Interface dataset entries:
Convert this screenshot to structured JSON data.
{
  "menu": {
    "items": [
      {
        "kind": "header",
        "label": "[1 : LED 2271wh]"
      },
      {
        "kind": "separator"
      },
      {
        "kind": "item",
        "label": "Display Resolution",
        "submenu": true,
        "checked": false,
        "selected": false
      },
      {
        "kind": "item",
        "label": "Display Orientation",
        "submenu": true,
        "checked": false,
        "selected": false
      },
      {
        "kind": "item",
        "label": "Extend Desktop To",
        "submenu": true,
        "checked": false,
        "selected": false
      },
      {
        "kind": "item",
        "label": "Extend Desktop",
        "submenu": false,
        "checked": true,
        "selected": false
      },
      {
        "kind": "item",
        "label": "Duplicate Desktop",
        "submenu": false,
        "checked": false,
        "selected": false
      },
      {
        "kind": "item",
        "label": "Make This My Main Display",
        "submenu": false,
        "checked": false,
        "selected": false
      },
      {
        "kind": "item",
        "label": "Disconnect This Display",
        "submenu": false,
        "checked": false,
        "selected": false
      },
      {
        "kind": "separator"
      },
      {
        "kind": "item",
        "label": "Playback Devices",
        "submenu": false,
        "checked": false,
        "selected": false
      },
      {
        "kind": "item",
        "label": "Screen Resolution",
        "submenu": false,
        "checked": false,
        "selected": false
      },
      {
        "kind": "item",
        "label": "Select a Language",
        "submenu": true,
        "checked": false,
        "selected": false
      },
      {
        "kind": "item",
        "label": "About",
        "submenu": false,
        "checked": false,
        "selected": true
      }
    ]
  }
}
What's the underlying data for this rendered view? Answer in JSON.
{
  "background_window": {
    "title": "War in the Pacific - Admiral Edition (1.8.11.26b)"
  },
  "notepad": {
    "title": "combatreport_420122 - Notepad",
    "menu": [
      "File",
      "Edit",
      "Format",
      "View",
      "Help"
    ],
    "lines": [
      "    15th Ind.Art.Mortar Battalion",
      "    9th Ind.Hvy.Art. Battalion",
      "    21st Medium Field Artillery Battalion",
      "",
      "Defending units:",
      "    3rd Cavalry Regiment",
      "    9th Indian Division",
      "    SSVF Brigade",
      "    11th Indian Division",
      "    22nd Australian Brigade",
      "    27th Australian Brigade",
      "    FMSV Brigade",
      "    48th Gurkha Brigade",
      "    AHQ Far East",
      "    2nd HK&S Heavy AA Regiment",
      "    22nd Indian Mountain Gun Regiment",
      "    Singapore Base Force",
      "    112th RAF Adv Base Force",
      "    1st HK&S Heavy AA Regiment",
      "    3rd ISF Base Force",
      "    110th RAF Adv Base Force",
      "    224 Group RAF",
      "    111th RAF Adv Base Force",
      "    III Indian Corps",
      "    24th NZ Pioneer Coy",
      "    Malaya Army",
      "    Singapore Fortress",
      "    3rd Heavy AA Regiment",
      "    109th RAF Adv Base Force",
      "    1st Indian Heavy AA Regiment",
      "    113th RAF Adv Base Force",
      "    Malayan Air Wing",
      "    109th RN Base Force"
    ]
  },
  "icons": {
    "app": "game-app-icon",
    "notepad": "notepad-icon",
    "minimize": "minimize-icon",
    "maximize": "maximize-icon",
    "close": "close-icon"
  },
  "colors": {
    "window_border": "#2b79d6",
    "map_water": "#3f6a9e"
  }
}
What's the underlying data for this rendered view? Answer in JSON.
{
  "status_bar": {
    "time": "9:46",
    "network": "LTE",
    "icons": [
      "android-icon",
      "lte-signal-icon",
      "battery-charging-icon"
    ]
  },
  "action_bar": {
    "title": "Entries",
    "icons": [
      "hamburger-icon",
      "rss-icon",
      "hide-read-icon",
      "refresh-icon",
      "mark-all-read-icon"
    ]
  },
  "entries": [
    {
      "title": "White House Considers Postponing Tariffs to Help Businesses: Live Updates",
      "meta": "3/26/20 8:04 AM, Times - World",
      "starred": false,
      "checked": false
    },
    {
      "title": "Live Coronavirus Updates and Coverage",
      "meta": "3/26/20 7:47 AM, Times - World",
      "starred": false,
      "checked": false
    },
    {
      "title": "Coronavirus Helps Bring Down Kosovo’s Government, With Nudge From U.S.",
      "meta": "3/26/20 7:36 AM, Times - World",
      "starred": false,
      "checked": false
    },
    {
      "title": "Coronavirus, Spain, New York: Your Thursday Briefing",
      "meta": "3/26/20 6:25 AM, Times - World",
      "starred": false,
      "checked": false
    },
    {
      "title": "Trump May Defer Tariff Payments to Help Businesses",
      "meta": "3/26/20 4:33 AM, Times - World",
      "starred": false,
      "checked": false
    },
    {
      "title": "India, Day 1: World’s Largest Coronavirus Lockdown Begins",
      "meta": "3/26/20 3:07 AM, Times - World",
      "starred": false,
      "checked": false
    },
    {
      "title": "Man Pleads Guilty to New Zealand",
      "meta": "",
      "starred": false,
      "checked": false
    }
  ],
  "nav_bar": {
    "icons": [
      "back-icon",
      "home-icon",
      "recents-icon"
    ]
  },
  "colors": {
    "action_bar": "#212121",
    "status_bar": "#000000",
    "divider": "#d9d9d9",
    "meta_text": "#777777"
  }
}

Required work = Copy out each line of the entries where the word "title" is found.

Exercise response =
    "title": "War in the Pacific - Admiral Edition (1.8.11.26b)"
    "title": "combatreport_420122 - Notepad",
    "title": "Entries",
      "title": "White House Considers Postponing Tariffs to Help Businesses: Live Updates",
      "title": "Live Coronavirus Updates and Coverage",
      "title": "Coronavirus Helps Bring Down Kosovo’s Government, With Nudge From U.S.",
      "title": "Coronavirus, Spain, New York: Your Thursday Briefing",
      "title": "Trump May Defer Tariff Payments to Help Businesses",
      "title": "India, Day 1: World’s Largest Coronavirus Lockdown Begins",
      "title": "Man Pleads Guilty to New Zealand",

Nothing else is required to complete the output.